Seeing Beyond Our Noses
“Thinking about yourself so much that you do not notice what is happening around you.” That’s the dictionary definition of not seeing beyond one’s nose. I don’t like to think of myself as not seeing beyond my nose. But the more read and reread Pope Francis’ latest book (er, I mean, encyclical) Fratelli Tutti, the more I realize how near-sighted I am.
My first hint about not seeing beyond my nose came when I read his chapter “A Stranger on the Road.” Now I have always loved that story. Yet when I reread Pope Francis’ second chapter “A Stranger on the Road,” I realized there were so many different ways of reading it.
For example, I had never thought of Jesus using that story to tell us of the Kingdom… God’s dream for us. Imagine a “kingdom” characterized by people who instinctively saw even a wounded enemy as a neighbor. Also, the ‘hated Samaritan” saw him not just conceptually but practically, to the point of interrupting his own life to care for him. In this chapter, Francis goes further. He shows us the contemporary dress of each of the characters in the story. Now I recognize I am each of them.
I am now re-reading Chapter 3 – Envisaging and Engendering an Open World. The word and the concept that keeps popping up there is “beyond,” another way of saying one is actually seeing beyond one’s nose.
All this got me thinking about going “beyond” my usual way of reading. Too often I read Scripture with my head. When I read from a safe distance. When I read with my heart I realize how dangerous this reading is. It becomes about me. This kind of dangerous reading sees something more than a story from the past. I hear the challenges to translate what I am reading… not to another spoken language but to a “lived language” that the Saint and Pope Francis’ know so well. “Preach always… and if you must use words”
As I read about envisaging an open world, I realize Pope Francis is telling me to look beyond the ways of the world today that obviously don’t work.
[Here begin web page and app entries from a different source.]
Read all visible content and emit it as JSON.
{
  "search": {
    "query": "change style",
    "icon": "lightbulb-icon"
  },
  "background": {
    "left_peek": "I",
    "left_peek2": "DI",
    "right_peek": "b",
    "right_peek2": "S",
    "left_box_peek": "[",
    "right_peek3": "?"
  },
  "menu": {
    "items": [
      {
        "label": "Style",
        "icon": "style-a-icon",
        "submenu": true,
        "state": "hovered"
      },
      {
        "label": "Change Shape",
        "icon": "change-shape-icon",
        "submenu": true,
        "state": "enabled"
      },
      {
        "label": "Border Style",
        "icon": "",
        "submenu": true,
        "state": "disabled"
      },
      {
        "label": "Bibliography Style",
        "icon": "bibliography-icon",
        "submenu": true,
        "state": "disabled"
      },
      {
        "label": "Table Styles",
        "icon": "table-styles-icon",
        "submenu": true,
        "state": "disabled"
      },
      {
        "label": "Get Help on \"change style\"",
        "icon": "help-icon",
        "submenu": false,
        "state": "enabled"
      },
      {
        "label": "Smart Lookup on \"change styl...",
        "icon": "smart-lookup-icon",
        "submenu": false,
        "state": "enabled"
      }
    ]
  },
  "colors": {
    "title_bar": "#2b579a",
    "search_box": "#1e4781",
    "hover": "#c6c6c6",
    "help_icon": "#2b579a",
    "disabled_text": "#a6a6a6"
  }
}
His first chapter “Dark Clouds” lays out very honestly what doesn’t work. Francis is calling the church as a community of individuals to grow beyond the limitations of our horizons as Jesus did. I am just starting to read “Envisaging and Engendering an Open World.”
I did not realize how timely Lent is with its call to “repent” or “change our way of thinking. Fratelli Tutti challenges me to see beyond the “Original Sin of our self-centeredness.”
As Pope Francis said in his Ash Wednesday homily:
“Lent is a time to reconsider the path we are taking. Lent is a journey that involves our whole life… a humble descent both inwards and towards others.”
To be continued…
Pope Francis concludes with “A Prayer to the Creator”
Lord, Father of our human family, you created all human beings equal in dignity: pour forth into our hearts a fraternal spirit and inspire in us a dream of renewed encounter, dialogue, justice and peace. Move us to create healthier societies and a more dignified world, a world without hunger, poverty, violence and war. May our hearts be open to all the peoples and nations of the earth. May we recognize the goodness and beauty that you have sown in each of us, and thus forge bonds of unity, common projects, and shared dreams. Amen.